§ **Task prompt**:
Sort through the listing below and keep each line with the word "pour". Copy those.

§ **Information supplied**:
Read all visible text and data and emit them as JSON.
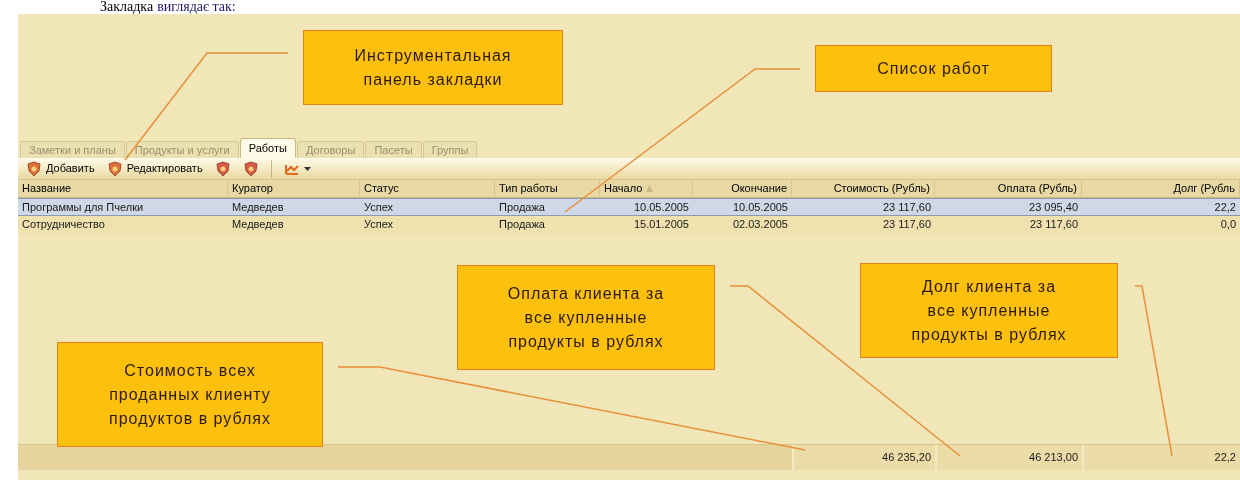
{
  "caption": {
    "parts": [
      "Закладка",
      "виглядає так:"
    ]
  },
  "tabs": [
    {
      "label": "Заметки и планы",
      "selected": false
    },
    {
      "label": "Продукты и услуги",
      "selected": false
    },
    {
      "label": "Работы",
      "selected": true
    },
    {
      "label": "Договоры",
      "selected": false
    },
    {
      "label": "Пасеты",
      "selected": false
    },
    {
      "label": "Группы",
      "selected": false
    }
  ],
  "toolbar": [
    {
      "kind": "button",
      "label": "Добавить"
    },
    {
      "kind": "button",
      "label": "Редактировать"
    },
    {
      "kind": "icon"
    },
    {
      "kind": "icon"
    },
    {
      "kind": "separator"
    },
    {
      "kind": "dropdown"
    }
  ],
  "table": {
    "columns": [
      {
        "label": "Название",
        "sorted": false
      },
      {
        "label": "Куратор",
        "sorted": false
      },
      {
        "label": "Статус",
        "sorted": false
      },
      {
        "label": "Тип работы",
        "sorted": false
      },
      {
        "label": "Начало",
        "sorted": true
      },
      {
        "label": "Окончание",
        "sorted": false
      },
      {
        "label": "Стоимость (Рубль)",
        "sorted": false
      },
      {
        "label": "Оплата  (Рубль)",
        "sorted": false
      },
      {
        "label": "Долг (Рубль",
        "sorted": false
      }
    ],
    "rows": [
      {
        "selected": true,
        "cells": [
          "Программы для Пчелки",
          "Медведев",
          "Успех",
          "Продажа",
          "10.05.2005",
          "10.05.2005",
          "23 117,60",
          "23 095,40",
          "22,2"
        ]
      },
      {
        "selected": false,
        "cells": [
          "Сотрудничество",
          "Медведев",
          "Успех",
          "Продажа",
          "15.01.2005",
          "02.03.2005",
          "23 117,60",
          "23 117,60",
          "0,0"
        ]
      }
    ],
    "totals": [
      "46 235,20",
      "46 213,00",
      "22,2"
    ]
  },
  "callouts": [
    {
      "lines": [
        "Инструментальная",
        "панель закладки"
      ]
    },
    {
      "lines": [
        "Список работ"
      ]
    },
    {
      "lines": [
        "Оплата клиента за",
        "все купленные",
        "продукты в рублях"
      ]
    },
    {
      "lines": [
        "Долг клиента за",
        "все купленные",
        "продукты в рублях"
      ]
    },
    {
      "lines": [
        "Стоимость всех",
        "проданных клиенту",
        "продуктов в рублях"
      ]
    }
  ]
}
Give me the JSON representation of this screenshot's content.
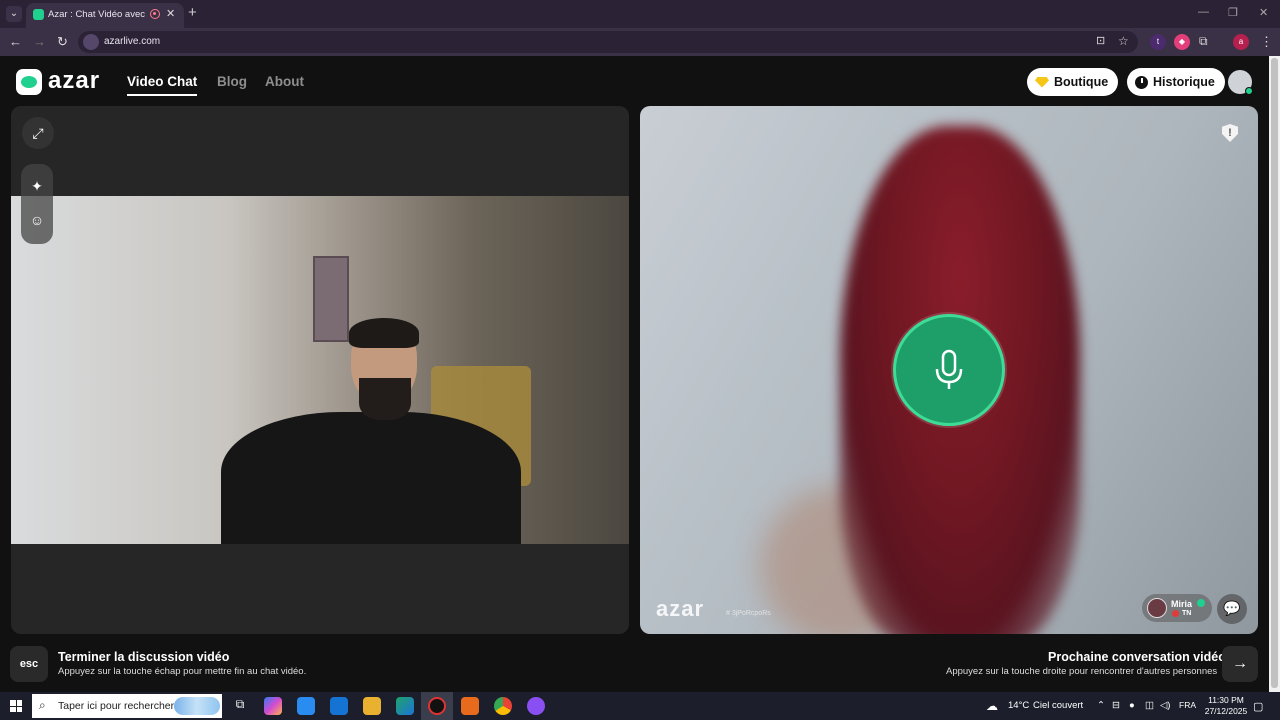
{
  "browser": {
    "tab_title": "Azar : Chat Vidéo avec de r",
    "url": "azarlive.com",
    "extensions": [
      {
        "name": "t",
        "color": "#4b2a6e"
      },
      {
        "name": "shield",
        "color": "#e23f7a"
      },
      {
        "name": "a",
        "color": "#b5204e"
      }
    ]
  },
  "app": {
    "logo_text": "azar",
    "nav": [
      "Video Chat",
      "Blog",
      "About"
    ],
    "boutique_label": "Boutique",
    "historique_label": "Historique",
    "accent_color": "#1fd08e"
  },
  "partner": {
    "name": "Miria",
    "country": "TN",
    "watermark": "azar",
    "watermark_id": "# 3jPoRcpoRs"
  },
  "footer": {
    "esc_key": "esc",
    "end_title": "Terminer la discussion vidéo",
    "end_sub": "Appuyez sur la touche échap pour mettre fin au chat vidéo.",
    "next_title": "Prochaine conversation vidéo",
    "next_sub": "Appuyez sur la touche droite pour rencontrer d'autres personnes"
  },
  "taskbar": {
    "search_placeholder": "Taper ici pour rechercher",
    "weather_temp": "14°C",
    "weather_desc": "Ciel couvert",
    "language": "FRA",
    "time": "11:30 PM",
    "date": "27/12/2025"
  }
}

§ **Output**:
    "end_sub": "Appuyez sur la touche échap pour mettre fin au chat vidéo.",
    "next_sub": "Appuyez sur la touche droite pour rencontrer d'autres personnes"
    "search_placeholder": "Taper ici pour rechercher",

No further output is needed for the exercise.